(Element data from apps and pages)
━━━━━━━━━━━━━━━━━━━━━━━━━━━━━━
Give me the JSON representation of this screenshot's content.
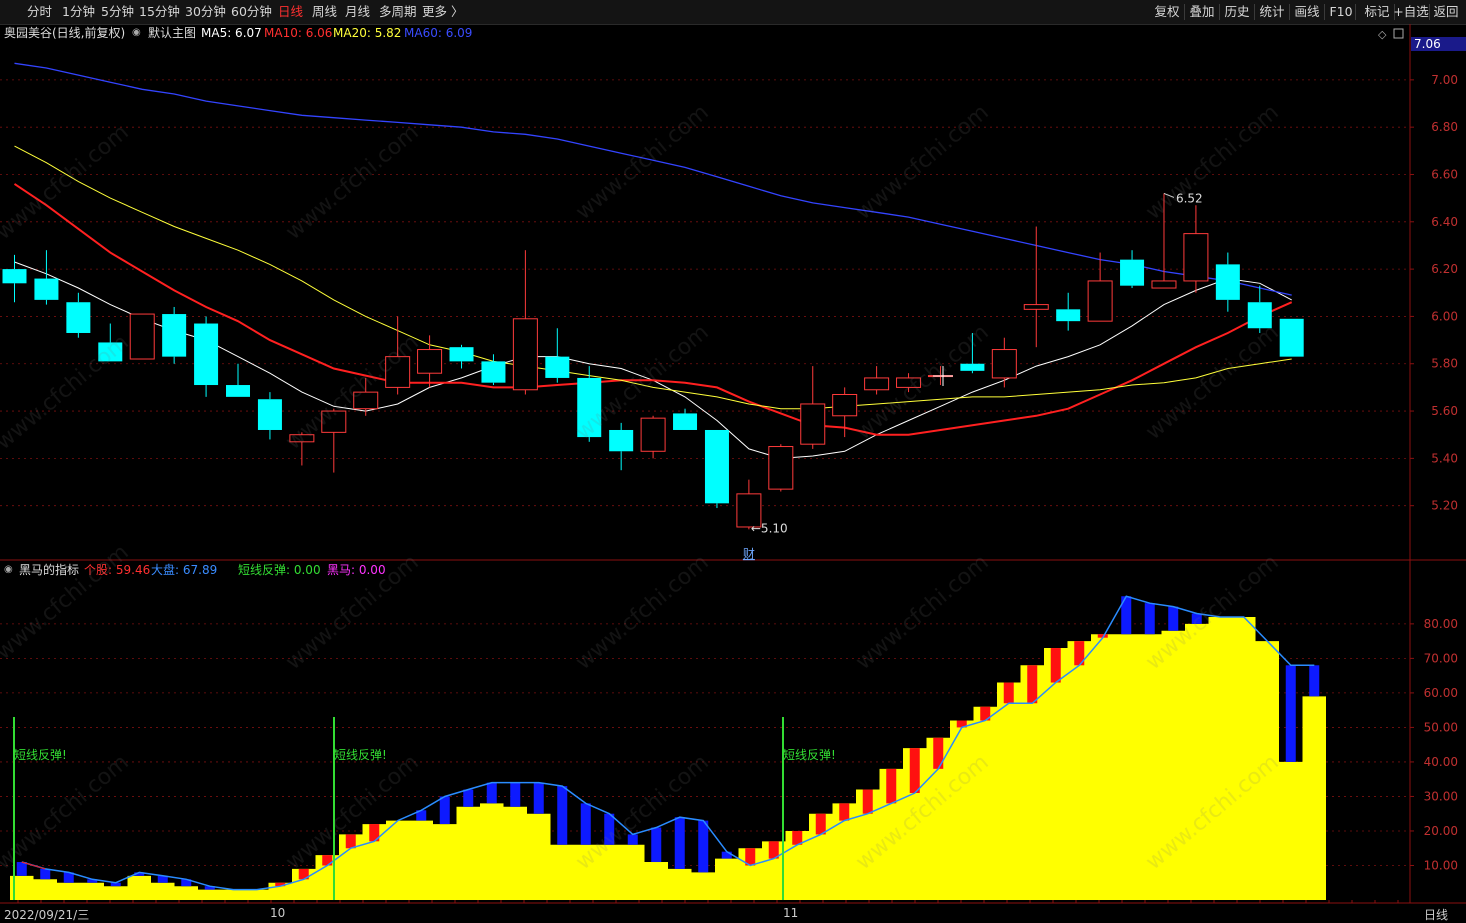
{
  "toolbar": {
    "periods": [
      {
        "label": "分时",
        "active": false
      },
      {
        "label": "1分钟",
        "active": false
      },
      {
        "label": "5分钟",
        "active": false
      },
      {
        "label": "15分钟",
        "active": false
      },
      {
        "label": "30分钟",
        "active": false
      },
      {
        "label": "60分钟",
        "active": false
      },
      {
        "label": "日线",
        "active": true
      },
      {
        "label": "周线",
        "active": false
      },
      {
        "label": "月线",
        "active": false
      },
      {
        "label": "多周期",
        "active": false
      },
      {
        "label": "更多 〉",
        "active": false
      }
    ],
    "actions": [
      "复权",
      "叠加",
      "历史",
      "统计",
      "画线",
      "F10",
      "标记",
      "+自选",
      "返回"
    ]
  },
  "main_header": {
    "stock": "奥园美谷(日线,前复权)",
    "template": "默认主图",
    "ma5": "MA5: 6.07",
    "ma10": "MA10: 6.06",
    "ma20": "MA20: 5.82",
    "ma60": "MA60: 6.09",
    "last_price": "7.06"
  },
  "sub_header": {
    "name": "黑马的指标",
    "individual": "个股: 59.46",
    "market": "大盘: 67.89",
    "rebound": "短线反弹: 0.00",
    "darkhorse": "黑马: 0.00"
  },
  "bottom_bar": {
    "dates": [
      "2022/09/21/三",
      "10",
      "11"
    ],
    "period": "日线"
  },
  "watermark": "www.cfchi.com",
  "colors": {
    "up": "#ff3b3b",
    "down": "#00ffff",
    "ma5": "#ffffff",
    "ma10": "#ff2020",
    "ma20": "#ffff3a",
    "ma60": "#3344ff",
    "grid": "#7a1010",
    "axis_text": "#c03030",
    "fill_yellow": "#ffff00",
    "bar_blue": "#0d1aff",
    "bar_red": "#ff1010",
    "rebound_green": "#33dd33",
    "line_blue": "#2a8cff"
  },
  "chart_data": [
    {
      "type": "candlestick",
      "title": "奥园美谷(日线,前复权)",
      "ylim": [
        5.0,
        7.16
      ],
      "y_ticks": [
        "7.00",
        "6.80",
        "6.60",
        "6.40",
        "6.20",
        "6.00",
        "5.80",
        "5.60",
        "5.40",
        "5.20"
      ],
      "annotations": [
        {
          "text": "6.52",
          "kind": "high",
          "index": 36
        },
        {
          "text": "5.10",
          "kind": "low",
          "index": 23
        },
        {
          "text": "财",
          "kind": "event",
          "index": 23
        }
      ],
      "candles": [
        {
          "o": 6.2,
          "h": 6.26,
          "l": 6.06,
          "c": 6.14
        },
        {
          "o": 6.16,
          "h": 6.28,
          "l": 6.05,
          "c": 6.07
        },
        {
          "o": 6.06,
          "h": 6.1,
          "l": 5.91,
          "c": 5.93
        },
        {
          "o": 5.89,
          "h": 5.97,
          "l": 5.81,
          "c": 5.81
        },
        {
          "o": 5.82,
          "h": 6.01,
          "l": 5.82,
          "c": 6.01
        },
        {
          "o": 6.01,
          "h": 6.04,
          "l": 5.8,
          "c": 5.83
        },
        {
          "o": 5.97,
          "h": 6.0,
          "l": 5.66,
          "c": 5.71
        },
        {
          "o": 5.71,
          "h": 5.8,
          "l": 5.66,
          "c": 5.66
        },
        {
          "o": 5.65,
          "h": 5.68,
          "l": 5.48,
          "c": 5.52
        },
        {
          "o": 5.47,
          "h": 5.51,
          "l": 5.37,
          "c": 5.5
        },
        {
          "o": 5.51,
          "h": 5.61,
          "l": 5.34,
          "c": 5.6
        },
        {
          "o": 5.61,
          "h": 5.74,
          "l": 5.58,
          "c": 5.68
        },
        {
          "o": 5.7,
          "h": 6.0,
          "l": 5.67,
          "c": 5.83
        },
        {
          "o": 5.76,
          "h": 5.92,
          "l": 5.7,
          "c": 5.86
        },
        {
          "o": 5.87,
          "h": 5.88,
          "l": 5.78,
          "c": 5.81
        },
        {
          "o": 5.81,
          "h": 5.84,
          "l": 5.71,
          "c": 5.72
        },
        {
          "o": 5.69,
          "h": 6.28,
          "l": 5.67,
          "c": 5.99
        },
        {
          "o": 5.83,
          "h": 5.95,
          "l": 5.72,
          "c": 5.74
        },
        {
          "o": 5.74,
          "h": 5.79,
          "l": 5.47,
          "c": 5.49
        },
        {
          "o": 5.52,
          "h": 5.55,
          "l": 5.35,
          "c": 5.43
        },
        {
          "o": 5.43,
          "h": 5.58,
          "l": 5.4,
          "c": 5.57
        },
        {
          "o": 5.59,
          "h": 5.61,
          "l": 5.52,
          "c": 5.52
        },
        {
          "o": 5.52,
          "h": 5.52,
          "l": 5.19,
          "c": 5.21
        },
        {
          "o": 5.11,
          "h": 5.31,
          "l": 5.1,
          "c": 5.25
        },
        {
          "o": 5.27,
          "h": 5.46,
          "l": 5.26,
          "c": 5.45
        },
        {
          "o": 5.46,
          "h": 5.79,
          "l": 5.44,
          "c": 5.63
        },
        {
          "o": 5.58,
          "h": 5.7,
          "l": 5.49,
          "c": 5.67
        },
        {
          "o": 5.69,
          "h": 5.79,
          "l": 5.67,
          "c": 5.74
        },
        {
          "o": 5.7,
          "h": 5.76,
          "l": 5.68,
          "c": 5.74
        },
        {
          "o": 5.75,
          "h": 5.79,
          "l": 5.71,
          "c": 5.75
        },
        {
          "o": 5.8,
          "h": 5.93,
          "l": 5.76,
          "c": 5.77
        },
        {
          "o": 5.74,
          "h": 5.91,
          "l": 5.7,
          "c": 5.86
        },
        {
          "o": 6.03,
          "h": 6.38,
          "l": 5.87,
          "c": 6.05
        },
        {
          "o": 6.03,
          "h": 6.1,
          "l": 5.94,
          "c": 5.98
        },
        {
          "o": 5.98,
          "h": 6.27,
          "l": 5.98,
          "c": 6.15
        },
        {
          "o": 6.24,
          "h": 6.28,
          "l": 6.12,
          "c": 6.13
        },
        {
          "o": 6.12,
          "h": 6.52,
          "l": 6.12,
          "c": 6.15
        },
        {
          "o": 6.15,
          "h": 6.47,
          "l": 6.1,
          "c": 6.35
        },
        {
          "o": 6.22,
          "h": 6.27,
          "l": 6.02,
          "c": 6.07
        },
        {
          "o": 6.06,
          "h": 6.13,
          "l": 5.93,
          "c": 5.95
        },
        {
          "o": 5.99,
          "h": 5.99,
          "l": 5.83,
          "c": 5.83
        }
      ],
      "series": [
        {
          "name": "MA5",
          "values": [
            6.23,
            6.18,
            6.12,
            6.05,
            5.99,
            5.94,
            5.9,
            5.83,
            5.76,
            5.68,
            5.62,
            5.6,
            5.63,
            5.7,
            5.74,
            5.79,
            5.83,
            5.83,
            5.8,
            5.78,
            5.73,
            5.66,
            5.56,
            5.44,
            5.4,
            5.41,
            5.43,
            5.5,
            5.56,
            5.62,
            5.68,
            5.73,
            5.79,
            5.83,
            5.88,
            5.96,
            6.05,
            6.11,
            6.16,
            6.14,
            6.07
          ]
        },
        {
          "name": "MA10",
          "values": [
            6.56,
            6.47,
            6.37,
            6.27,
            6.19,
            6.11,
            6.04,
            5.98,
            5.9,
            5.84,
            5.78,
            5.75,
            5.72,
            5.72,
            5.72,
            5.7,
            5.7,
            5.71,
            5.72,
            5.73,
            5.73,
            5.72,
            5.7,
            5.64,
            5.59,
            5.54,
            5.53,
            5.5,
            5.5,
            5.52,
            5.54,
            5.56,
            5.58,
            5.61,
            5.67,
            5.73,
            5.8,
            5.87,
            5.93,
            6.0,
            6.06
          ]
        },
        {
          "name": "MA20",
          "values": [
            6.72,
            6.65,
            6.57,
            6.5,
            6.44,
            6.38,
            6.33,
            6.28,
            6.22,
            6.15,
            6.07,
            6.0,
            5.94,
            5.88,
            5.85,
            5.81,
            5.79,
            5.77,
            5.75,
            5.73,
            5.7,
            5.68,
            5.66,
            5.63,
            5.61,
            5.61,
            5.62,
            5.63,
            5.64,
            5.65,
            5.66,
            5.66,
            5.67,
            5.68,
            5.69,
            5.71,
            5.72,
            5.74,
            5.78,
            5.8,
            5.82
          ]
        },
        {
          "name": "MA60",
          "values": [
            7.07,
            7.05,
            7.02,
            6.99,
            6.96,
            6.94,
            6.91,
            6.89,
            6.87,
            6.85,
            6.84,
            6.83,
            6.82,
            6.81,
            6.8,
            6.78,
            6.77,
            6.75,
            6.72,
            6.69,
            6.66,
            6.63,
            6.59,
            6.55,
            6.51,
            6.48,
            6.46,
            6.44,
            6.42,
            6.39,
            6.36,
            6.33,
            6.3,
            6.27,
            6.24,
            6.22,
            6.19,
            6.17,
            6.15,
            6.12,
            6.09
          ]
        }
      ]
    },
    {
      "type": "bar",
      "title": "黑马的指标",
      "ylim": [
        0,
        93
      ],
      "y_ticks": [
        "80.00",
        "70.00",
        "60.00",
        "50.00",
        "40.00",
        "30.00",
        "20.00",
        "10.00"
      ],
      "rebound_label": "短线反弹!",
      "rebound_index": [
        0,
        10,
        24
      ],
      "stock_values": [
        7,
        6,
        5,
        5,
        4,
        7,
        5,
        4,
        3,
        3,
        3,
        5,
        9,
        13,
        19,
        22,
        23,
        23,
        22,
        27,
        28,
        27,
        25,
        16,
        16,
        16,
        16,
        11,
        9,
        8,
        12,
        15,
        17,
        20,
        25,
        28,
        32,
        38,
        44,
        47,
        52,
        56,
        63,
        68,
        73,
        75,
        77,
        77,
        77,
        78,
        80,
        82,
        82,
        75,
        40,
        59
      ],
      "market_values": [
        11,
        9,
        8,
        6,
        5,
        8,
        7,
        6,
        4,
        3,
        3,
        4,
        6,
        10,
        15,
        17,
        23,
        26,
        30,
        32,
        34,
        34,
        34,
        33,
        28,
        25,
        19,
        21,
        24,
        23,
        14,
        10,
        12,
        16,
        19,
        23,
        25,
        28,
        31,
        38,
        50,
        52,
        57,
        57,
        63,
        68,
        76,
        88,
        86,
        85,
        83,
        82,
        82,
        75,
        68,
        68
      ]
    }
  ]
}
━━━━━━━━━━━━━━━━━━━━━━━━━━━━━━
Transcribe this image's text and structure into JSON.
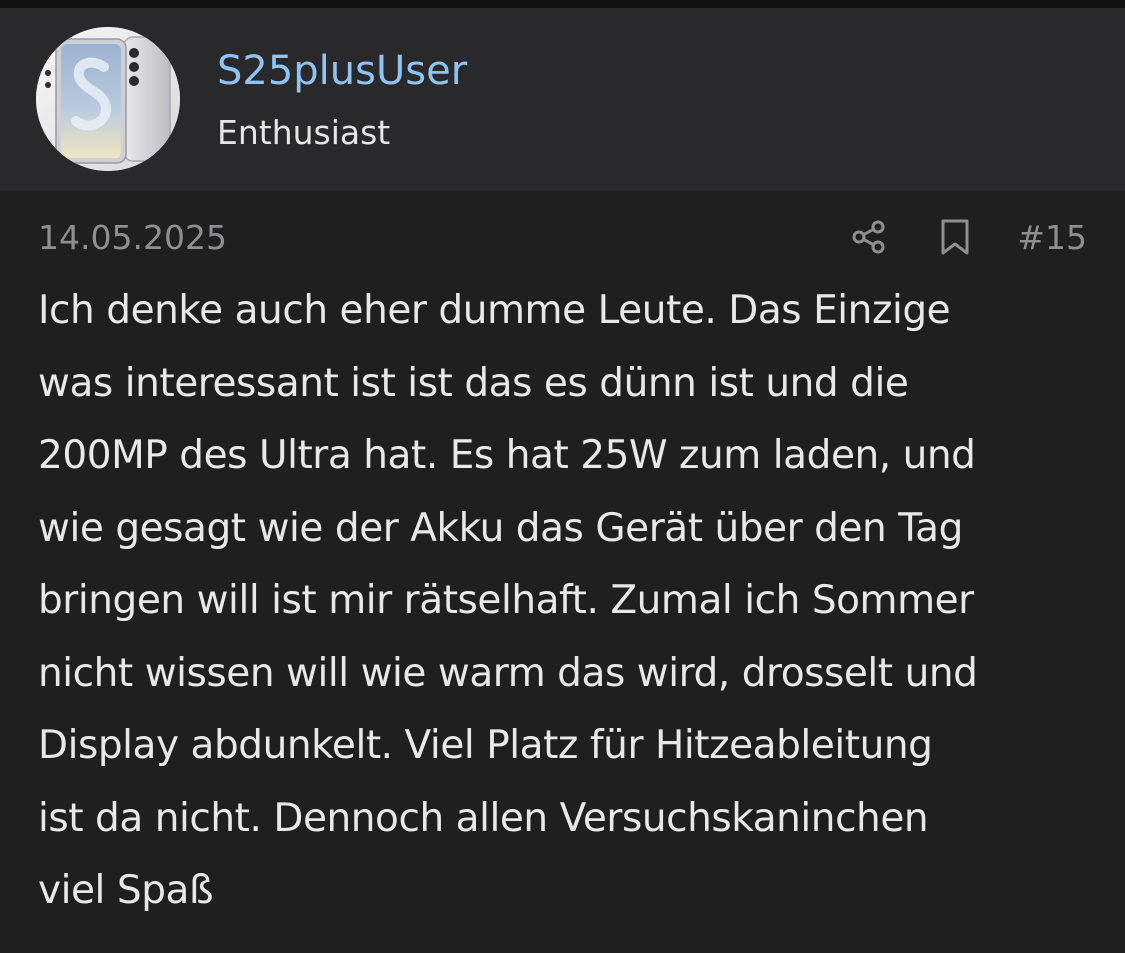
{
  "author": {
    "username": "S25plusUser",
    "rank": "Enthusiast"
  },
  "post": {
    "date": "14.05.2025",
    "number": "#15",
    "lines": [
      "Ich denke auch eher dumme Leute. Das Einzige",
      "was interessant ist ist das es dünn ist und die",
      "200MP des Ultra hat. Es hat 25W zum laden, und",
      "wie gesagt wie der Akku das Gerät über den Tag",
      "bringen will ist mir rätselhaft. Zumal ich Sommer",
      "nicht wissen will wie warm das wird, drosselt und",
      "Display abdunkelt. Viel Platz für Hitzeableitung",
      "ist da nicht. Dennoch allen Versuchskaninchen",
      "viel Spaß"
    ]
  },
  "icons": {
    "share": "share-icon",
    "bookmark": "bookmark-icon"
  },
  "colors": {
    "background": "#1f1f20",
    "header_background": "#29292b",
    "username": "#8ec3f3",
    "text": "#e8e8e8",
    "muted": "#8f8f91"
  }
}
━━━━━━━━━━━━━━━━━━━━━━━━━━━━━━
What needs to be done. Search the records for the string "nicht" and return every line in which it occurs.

Reply to the exercise.
      "nicht wissen will wie warm das wird, drosselt und",
      "ist da nicht. Dennoch allen Versuchskaninchen",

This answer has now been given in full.